Among its most consistent and important uses are as a demulcent (soothing, coating agent) in the digestive and urinary tracts, to help with coughs, to soothe sore throats, and as a flavouring. It has also been used to treat conditions ranging from diabetes to tuberculosis.
When rationing was in force during the Second World War, liquorice was used as a toothpaste and as a breath freshener. On a similar war time theme, Alexander the Great used liquorice in the rations for his troops as a thirst quencher for long marches. And of course, Liquorice has been used extensively in the soft drink and confectionary making industry.

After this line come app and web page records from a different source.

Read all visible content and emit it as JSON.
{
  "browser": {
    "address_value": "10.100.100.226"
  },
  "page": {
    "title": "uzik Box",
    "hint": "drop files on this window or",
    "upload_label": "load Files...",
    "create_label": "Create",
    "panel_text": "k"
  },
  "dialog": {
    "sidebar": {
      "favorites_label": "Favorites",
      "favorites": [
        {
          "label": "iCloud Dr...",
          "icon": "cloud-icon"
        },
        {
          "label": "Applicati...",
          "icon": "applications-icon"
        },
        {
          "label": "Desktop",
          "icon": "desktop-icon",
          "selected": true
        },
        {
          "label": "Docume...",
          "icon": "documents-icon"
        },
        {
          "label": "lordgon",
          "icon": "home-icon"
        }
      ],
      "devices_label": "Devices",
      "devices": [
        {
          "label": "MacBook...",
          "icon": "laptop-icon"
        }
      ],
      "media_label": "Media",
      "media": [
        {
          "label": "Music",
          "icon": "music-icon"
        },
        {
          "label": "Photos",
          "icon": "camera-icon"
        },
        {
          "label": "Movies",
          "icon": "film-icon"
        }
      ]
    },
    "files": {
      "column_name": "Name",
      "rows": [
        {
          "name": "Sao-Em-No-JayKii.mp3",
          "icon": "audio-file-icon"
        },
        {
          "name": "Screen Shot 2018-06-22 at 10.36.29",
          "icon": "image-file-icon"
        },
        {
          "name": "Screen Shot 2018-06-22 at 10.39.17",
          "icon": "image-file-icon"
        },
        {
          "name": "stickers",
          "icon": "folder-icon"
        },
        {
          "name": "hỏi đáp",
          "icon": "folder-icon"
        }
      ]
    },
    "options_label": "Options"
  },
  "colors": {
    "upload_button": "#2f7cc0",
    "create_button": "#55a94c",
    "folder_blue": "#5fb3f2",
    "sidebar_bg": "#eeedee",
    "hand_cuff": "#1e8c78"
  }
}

What is liquorice used for? Well, in Spain and Italy, where it grows naturally, many people collect the root and chew on it in its natural form.
When it’s best to avoid liquorice?
So we know about the various health benefits of liquorice. But when should liquorice consumption be avoided? During pregnancy and in cirrhosis of the liver. It may interfere with the calcium and potassium absorption. And don’t eat liquorice if you are suffering from osteoporosis or hypertension.
So that’s the health warning out of the way.
Whether it’s wheels, wands, rocks or coconut rolls, torpedoes or mints, now you can get back to enjoying any sort of liquorice in any shape and at any time.